Description of the task |
Which lines in the records below contain the word "kind"? Copy each of them.

Data extracted from a collection
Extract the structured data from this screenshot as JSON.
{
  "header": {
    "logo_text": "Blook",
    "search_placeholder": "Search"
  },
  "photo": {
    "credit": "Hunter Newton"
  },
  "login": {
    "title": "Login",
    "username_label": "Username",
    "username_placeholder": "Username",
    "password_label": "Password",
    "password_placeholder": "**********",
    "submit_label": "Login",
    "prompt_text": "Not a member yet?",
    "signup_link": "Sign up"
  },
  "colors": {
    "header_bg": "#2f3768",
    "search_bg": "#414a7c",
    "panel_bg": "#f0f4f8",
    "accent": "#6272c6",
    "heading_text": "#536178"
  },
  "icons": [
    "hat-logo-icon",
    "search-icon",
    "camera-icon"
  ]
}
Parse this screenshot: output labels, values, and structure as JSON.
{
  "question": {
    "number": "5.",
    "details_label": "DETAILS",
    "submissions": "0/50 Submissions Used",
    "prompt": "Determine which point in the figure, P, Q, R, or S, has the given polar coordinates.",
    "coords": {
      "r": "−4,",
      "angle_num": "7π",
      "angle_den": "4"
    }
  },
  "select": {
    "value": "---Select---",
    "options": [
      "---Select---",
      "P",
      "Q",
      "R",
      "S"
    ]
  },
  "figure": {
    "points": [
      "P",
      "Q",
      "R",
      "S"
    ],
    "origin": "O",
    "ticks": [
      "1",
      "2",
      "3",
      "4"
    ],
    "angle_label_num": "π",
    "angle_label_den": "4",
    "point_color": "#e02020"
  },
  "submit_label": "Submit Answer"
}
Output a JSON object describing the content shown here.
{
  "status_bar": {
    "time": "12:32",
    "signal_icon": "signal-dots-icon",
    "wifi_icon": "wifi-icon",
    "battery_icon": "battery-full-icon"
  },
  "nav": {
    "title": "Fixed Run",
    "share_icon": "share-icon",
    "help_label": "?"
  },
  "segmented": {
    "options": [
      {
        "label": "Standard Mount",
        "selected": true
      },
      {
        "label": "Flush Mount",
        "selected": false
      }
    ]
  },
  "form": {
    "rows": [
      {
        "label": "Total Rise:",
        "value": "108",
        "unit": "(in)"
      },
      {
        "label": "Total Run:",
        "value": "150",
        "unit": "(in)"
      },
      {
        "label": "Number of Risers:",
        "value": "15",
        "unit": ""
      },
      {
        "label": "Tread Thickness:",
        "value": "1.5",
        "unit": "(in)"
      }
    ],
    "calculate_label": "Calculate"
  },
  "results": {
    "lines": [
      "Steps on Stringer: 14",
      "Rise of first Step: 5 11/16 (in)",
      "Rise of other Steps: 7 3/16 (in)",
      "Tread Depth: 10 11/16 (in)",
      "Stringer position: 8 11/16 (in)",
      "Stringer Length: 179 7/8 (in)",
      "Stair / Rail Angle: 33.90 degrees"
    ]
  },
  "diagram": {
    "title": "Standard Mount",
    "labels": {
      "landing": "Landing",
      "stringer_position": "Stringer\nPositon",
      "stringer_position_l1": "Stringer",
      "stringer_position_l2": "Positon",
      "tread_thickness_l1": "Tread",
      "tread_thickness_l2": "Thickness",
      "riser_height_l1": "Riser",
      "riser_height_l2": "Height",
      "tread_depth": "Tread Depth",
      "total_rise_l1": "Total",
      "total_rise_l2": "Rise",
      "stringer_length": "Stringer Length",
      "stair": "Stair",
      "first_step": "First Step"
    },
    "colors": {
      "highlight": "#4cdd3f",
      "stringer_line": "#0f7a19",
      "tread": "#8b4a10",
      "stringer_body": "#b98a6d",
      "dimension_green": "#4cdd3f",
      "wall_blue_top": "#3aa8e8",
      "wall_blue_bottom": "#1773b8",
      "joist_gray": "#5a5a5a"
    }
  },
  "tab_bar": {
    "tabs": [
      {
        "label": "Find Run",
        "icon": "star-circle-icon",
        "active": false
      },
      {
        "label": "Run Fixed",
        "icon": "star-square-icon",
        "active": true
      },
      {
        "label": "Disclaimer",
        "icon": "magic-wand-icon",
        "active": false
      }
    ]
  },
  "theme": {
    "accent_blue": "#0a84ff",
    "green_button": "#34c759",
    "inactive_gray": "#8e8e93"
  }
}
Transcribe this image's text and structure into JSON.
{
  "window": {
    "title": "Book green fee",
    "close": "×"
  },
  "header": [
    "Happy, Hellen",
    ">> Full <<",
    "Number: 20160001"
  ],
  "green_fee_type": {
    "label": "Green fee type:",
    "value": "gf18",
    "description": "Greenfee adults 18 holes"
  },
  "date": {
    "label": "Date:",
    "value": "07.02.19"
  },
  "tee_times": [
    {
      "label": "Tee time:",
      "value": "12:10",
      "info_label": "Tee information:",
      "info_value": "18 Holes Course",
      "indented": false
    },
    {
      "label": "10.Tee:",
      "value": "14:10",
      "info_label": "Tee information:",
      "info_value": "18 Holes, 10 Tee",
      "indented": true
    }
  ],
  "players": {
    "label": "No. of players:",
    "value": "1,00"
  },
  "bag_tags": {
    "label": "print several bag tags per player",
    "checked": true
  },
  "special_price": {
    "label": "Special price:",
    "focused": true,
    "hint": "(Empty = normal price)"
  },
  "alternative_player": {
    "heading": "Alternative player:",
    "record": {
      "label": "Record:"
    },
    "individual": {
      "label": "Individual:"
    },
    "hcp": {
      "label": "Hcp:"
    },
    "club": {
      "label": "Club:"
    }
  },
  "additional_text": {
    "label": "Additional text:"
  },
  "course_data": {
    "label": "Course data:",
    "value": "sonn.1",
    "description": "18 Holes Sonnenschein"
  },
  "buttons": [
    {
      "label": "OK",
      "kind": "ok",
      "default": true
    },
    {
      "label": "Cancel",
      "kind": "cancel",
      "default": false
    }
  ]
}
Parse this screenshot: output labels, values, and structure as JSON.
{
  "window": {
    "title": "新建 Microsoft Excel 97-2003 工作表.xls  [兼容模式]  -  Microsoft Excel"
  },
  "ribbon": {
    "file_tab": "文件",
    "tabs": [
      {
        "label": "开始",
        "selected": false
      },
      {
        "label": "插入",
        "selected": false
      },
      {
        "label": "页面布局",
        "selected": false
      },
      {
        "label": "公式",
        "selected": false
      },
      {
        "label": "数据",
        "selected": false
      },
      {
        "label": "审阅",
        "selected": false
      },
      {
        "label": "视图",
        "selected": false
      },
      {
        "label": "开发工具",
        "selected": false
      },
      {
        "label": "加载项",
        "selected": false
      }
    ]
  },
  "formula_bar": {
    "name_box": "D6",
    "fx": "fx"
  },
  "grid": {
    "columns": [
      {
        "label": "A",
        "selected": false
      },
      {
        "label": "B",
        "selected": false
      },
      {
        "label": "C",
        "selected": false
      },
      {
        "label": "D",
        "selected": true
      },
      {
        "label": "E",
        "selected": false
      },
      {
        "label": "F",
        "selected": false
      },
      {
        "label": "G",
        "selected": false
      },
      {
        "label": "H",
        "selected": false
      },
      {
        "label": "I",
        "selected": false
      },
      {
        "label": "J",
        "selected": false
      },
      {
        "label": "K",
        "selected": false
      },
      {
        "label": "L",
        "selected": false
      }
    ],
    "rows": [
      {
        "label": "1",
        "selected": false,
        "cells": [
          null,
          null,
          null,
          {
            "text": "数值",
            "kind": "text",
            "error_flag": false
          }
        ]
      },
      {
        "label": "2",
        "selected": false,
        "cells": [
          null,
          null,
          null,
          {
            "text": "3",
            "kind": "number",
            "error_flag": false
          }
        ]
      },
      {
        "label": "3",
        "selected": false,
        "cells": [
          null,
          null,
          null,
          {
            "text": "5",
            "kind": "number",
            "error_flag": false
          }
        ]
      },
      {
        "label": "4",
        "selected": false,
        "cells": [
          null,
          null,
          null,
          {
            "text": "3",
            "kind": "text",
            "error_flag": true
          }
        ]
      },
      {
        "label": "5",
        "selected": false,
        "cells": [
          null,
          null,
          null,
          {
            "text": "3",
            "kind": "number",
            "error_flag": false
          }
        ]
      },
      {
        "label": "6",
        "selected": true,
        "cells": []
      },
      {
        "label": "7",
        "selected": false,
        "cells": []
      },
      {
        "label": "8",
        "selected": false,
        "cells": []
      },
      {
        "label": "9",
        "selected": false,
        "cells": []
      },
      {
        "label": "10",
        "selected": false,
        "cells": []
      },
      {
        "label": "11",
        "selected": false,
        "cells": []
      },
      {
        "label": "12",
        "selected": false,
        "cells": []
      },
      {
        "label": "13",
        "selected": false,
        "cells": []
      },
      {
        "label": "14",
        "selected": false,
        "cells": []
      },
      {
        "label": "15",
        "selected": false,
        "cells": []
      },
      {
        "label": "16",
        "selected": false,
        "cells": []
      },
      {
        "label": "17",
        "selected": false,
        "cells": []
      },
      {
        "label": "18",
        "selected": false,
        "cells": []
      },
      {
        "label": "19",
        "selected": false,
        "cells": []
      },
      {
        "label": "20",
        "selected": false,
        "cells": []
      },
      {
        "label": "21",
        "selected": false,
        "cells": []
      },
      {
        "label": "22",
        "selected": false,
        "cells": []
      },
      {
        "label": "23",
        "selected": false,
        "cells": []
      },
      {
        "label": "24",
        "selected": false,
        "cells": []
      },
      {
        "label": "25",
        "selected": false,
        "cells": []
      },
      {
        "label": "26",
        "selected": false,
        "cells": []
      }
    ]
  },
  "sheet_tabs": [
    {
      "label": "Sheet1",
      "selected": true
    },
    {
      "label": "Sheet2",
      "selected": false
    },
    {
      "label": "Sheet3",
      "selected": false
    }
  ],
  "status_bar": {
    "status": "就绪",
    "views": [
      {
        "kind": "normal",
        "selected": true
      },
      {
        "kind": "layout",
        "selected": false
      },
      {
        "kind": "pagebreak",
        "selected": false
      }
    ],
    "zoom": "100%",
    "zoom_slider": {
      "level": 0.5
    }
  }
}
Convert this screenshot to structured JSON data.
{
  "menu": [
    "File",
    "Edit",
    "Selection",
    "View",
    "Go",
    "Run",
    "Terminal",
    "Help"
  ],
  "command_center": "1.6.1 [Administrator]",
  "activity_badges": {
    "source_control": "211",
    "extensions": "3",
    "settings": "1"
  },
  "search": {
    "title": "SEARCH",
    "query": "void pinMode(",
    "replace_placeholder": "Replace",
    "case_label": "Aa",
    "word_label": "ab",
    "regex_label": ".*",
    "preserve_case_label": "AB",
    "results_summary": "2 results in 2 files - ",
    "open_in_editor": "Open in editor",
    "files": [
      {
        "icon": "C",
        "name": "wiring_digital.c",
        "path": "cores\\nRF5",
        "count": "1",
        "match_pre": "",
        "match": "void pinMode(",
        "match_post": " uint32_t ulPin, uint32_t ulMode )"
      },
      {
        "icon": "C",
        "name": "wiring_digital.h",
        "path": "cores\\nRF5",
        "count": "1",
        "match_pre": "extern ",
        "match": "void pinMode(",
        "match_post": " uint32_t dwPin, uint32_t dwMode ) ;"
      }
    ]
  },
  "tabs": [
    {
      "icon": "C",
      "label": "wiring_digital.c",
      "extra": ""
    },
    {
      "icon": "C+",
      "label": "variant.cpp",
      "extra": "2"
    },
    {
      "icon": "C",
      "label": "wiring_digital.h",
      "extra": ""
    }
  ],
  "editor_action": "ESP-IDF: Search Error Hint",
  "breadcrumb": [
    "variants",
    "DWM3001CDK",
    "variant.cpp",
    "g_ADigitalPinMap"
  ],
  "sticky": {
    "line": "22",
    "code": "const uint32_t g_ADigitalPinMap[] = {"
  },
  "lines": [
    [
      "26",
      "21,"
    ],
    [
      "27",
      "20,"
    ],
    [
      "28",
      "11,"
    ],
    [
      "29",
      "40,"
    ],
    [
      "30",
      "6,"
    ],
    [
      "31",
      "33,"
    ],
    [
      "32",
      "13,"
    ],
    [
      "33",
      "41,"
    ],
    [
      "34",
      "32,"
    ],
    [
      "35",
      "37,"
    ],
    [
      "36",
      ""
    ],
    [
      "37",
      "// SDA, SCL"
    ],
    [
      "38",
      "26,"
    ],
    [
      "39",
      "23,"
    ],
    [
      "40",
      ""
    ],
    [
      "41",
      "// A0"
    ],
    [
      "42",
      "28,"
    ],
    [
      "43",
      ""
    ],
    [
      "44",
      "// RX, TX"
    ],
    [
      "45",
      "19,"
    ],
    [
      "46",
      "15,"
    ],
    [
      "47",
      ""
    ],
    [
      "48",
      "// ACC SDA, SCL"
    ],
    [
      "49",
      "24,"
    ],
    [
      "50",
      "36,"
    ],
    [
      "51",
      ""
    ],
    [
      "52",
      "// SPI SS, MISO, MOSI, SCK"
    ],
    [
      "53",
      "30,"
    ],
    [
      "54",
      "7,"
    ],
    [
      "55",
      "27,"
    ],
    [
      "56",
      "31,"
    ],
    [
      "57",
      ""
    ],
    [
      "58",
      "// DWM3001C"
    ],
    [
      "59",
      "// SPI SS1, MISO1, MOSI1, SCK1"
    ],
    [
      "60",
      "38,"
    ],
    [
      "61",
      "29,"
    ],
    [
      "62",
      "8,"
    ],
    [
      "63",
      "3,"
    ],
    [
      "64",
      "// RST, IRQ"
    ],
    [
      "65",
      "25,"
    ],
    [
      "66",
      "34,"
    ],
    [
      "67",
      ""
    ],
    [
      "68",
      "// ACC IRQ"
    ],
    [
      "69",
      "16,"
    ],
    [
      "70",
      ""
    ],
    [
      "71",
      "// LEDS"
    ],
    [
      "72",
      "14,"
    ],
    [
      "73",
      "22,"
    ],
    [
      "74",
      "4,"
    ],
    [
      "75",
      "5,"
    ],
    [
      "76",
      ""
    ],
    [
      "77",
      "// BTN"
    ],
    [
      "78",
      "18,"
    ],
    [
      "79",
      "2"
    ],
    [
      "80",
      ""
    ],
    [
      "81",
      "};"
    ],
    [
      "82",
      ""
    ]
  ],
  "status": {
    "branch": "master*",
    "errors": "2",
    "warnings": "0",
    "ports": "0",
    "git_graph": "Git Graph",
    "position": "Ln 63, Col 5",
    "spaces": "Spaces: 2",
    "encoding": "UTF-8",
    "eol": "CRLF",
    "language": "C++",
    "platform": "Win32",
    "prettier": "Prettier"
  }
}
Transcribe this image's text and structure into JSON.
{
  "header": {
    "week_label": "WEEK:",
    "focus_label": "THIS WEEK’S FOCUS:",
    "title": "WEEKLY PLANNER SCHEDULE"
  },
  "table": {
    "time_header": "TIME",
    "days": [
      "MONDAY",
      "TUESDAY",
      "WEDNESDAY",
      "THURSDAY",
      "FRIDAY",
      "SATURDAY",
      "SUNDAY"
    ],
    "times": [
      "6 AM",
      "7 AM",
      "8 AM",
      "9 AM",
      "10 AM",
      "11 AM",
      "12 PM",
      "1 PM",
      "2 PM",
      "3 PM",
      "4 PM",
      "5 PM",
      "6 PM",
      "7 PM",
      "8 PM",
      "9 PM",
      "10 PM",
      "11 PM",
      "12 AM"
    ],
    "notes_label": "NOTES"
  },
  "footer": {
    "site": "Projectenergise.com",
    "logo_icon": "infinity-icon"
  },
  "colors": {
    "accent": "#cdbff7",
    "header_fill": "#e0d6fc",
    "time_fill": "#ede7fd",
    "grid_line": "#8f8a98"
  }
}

Answer section |
      "kind": "ok",
      "kind": "cancel",
            "kind": "text",
            "kind": "number",
            "kind": "number",
            "kind": "text",
            "kind": "number",
        "kind": "normal",
        "kind": "layout",
        "kind": "pagebreak",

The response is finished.